To those of you who know me as a writer and wonder where I and my blog have been, I am returning from the trenches.
When I say “trenches” I am talking trial lawyer style. Not the trenches in which our fathers or grandfathers or great-grandfathers huddled during one of the World Wars, but the trenches of court where attorneys try cases. The word derives from the Old French verb, trencher, to carve or dig; trench as a noun being the end product. In a literal trench, you are isolated from all but your comrades.
In the trenches of trial, you are focused on the trial and that trial only.
Everything else falls away. Only the facts, the players and the problems of the case remain. Even the air feels different: thinner but invigorating.
We are speaking, of course, of adrenaline, the most seductive drug of all. It fuels warriors, lovers, athletes, firefighters, and it fuels attorneys who try cases. Maybe that is the reason for the war metaphors.
“Off to do battle,” you announce cheerfully, dragging your file-and-exhibit-laden carry-on behind you. “Gonna kick some_________ (fill in your favorite word).”
“Take no prisoners!” your paralegal yells, which is like telling an actor to break a leg.
“The jury is going to be out about five minutes,” a colleague mourns after a tough case. “But I had to try it. I fell on my sword.”
I fell in love with this lingo and lifestyle back in the mid-1980s when I was a law clerk for the public defender office. Many years have passed. I still love to go to trial, although trials are, to paraphrase Dickens, the best of times and the worst of times. The best means that all you can do is the trial—often a huge relief in our multitasking world. The worst is the same thing: trial trumps everything but family emergencies.
When a trial ends, re-entry can be tough.
There is the adrenaline drop. You don’t know when it will happen, only that there is no way around it. Even as a young public defender I understood that. As soon as my jury retired to deliberate, I would go out for a double espresso and something chocolate. The combination would keep me revved until I was ready to come back to the normal world—cleaning off my desk, answering phone calls, excavating my kitchen, reconnecting with friends and family. Now in 2012, unanswered e-mails join the list.
In my current position, I do bench trials—i.e. before a judge or referee, not a jury. The biggest difference is that I no longer have to obsess over what the jury will think of a scuff in my shoe or a drop of coffee that fell on my shirt during a break. But the preparation is the same, and so is the feeling that every cell in my body is engaged in this one thing.
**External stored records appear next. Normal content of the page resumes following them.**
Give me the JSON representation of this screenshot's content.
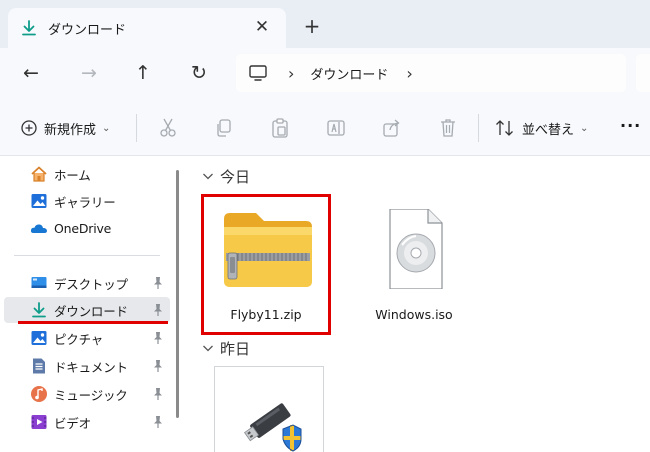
{
  "tab": {
    "title": "ダウンロード",
    "close": "✕",
    "new_tab": "+"
  },
  "nav": {
    "back": "←",
    "forward": "→",
    "up": "↑",
    "refresh": "↻"
  },
  "address": {
    "separator": "›",
    "crumb": "ダウンロード"
  },
  "commands": {
    "new_label": "新規作成",
    "sort_label": "並べ替え",
    "chevron": "⌄",
    "more": "···"
  },
  "sidebar": {
    "items": [
      {
        "label": "ホーム",
        "icon": "home-icon"
      },
      {
        "label": "ギャラリー",
        "icon": "gallery-icon"
      },
      {
        "label": "OneDrive",
        "icon": "onedrive-icon"
      },
      {
        "label": "デスクトップ",
        "icon": "desktop-icon",
        "pinned": true
      },
      {
        "label": "ダウンロード",
        "icon": "download-icon",
        "pinned": true,
        "selected": true
      },
      {
        "label": "ピクチャ",
        "icon": "pictures-icon",
        "pinned": true
      },
      {
        "label": "ドキュメント",
        "icon": "documents-icon",
        "pinned": true
      },
      {
        "label": "ミュージック",
        "icon": "music-icon",
        "pinned": true
      },
      {
        "label": "ビデオ",
        "icon": "video-icon",
        "pinned": true
      }
    ]
  },
  "groups": [
    {
      "label": "今日"
    },
    {
      "label": "昨日"
    }
  ],
  "files": {
    "zip": {
      "name": "Flyby11.zip",
      "icon": "zip-folder-icon"
    },
    "iso": {
      "name": "Windows.iso",
      "icon": "disc-image-icon"
    },
    "usb": {
      "icon": "usb-drive-shield-icon"
    }
  },
  "colors": {
    "highlight": "#e00000",
    "accent": "#0f9d8a",
    "folder": "#f7c948"
  }
}
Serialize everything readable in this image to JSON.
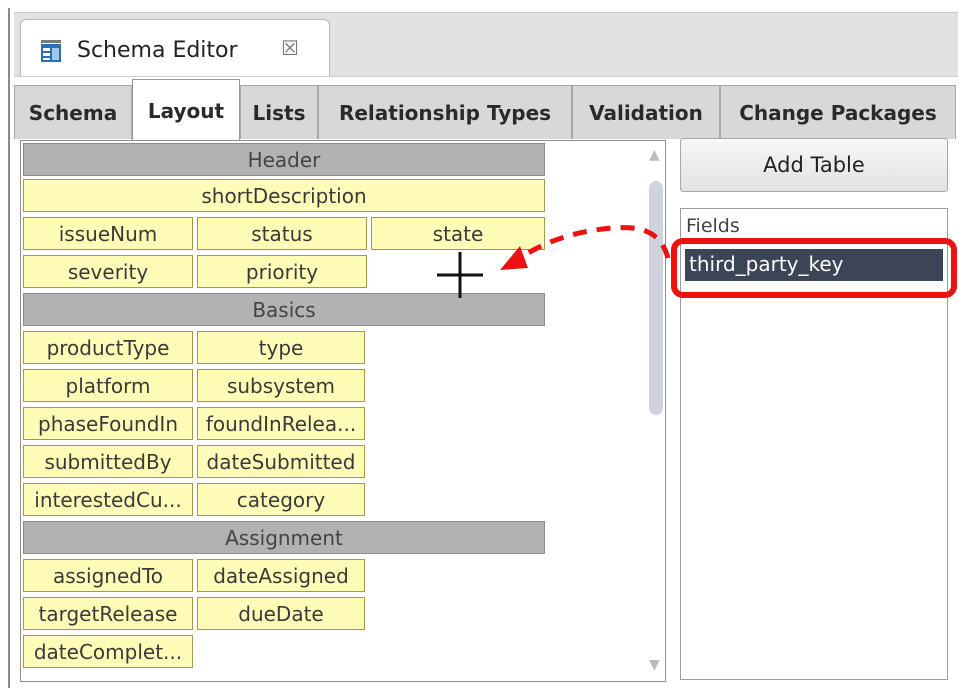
{
  "editor_tab": {
    "title": "Schema Editor",
    "close_glyph": "☒"
  },
  "tabs": [
    {
      "label": "Schema",
      "active": false
    },
    {
      "label": "Layout",
      "active": true
    },
    {
      "label": "Lists",
      "active": false
    },
    {
      "label": "Relationship Types",
      "active": false
    },
    {
      "label": "Validation",
      "active": false
    },
    {
      "label": "Change Packages",
      "active": false
    }
  ],
  "layout": {
    "sections": {
      "header": "Header",
      "basics": "Basics",
      "assignment": "Assignment"
    },
    "fields": {
      "shortDescription": "shortDescription",
      "issueNum": "issueNum",
      "status": "status",
      "state": "state",
      "severity": "severity",
      "priority": "priority",
      "productType": "productType",
      "type": "type",
      "platform": "platform",
      "subsystem": "subsystem",
      "phaseFoundIn": "phaseFoundIn",
      "foundInRelease": "foundInRelea...",
      "submittedBy": "submittedBy",
      "dateSubmitted": "dateSubmitted",
      "interestedCustomers": "interestedCu...",
      "category": "category",
      "assignedTo": "assignedTo",
      "dateAssigned": "dateAssigned",
      "targetRelease": "targetRelease",
      "dueDate": "dueDate",
      "dateCompleted": "dateComplet..."
    }
  },
  "right_panel": {
    "add_table_label": "Add Table",
    "fields_header": "Fields",
    "fields": [
      "third_party_key"
    ]
  },
  "colors": {
    "field_cell": "#fffcb8",
    "section_bar": "#b2b2b2",
    "selected_field": "#3c4555",
    "annotation_red": "#ee1111"
  },
  "icons": {
    "drop_cursor": "crosshair-icon",
    "annotation_arrow": "dashed-arrow-icon"
  }
}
During the past month I have tried a lot of cases, and it has been hard to come back to the writing table. Both require focus but of a very different kind. To write, I must limp off the battlefield (those war metaphors again), put down my spear, take off my shield and go sit under a tree to dream awhile.
My tree today is this gloriously cold and rainy day, which has me inside with a yellow cat purring on my desk. The suits and high heels are put away, and I’m in my favorite writing clothes: a leotard, T-shirt and bare feet.
Outside my window pale green leaves sprout, lilacs bloom and my mind is wending its way to characters, scenes and stories.
It’s good to be back.